And Mr. Vaughn? What about you?

Vince Vaughn: There’s not enough booze in this hotel, honey. No, I think it’s good of Will, too, because I think it serves the story. It’s not a shot of him naked for the sake of being naked. (pause) Good times.

Vince and Will, was your skit on Saturday Night Live with the kitty cat toys your first time working together?

Ferrell: That was the first time that Vince and I met, the week that he hosted the show. That was actually one of my more favorite sketches of that year. If you haven’t seen it, Vince and I were very high-powered salesmen but we sold cat toys. We walked the walk, talked the talk and were just really macho – almost like stockbroker type guys – but then we’d sit down and test out the cat toys, play with them, bat them.

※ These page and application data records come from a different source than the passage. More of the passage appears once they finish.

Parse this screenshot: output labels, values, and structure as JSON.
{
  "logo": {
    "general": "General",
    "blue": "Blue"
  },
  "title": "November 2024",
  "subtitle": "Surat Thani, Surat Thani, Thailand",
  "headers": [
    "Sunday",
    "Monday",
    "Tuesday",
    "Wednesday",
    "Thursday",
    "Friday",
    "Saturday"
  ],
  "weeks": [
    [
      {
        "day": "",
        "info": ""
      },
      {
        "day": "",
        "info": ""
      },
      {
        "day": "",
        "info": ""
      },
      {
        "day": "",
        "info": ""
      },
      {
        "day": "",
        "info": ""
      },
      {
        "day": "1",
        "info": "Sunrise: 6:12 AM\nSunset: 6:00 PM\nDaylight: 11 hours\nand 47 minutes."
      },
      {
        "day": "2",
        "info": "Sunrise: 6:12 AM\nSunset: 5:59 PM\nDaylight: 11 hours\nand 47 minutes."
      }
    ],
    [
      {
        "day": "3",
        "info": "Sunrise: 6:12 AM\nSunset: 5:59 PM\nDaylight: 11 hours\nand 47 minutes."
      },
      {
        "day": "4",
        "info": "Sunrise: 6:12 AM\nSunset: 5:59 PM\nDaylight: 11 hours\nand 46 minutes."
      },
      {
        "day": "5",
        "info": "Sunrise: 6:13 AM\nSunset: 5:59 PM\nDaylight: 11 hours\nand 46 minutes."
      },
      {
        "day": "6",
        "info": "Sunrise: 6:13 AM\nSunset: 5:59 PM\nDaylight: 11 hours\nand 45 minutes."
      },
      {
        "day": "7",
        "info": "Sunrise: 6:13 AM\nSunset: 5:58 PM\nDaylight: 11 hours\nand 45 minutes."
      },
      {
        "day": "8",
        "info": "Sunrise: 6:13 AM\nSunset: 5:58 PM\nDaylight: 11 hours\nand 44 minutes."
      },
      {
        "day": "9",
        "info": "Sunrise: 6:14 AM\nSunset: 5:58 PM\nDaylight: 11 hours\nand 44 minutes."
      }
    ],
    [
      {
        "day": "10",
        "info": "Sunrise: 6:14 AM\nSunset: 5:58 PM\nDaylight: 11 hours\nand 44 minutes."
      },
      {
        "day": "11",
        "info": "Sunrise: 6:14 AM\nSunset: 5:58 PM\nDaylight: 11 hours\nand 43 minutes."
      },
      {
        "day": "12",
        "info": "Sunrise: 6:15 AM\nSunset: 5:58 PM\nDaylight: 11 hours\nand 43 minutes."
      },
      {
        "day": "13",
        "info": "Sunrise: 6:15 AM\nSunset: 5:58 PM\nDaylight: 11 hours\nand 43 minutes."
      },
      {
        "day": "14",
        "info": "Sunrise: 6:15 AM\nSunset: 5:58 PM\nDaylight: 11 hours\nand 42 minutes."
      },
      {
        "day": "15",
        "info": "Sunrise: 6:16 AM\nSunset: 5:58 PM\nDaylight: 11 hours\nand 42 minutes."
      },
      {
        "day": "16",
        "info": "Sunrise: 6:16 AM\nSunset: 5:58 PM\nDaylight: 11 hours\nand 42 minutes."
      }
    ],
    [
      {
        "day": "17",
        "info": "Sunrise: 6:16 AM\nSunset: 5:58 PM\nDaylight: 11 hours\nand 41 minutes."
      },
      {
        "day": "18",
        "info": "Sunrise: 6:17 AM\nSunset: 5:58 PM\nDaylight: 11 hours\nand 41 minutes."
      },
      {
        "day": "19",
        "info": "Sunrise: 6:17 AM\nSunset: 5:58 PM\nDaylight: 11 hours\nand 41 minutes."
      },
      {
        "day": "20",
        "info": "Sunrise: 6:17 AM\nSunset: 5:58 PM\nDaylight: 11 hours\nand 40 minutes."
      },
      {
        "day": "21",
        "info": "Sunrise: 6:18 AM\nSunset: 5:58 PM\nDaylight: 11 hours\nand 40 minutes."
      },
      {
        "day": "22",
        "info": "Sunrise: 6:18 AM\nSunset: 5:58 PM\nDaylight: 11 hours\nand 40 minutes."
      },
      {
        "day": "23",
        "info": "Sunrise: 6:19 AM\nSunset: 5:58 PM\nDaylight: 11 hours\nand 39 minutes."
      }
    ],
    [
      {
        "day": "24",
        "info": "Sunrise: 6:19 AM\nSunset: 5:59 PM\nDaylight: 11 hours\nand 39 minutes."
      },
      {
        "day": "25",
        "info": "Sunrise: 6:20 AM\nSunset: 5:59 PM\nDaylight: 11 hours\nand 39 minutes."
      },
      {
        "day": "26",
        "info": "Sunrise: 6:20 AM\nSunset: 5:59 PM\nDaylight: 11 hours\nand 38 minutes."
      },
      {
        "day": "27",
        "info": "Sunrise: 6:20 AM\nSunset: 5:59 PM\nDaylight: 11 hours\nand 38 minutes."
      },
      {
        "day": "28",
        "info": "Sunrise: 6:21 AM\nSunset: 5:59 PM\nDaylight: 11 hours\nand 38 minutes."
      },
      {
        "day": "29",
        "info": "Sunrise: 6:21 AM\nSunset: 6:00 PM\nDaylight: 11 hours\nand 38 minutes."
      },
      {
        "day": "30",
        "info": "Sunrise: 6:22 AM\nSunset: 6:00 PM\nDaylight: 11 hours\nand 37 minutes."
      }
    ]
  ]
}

We definitely enjoyed working together. At least, I thought we did. (Ferrell turns and stares at Vaughn across the table.) I mean, it was one of the greatest weeks of my life.

Vaughn: It was one of the bigger days of my life too, the cat toy skit.

Vince, you’re pretty well known for the movies “Swingers” and “Made” with Jon Favreau. Do you two plan on putting out any more projects?

Vaughn: We’ve had a movie [planned] for a long time, me and Fav. It’s just hard to get the money for it. It’s about a Hasidic Jew who’s a gunfighter in the old west. It’s not a comedy, as in, it’s funny because he can’t gunfight. He’s the baddest guy in the West. But, on Saturday he can’t shoot his gun cuz of the Sabbath. He can’t settle down until he finds the man who killed his family. I play a hustler from Chicago who sleeps with the wrong guy’s wife and have hit men after me. No one’s bid on it, but we’ll make it. Favreau is actually directing Will right now in “The Elf,” which is a big, new movie coming out soon.

– It was at this point that one woman, most definitely not a college journalist, seemed to finagle the mic and ramble off on a series of 1980s nostalgia-related questions, visibly perplexing both the panel and the audience. Still, these people are entertainers for reason. –

So guys, this film has a pretty rockin’ ’80s soundtrack. Are there any moments from the 1980s that you remember? Any particular song?

Vaughn: “99 Red Balloons” brings it all back to me. It just brings it home, all home.

Wilson: “Miami Vice.” I never missed an episode from the first one, ever. Just don’t ask me to choose between Sonny and Tubbs.

Soon, the press conference was neatly wrapped up and it was time for the final leg of the junket. Downstairs, the studio had assembled a room complete with a “frat room” set. Band posters were half-tacked to the walls while half-eaten pizza boxes sat teetering between beer cans on a busted coffee table. Here, the three stars grinned, mugged and sat somewhat awkwardly while the young press was allowed to snap some photos. Artsweek, being Artsweek, had forgotten a camera and ran frenzied to the hotel lobby for a disposable to catch this magical photo op. Upon returning, the doors were closed tight and a man with headset quickly remarked, “Sorry, just TV interviews now.”

Stepping outside the Plaza Hotel, where the press junket had been held, reality slapped Artsweek in the face. Glamorous celebrities were now scuttled away to their next media blitz and it was time to collect the treasure booty, precious tape recordings and head home. Though photos couldn’t prove any of it had actually taken place, the excitement wouldn’t fade for at least a few days, leaving Artsweek with a tiny keyhole peek into one achingly funny film and an utterly dizzying industry.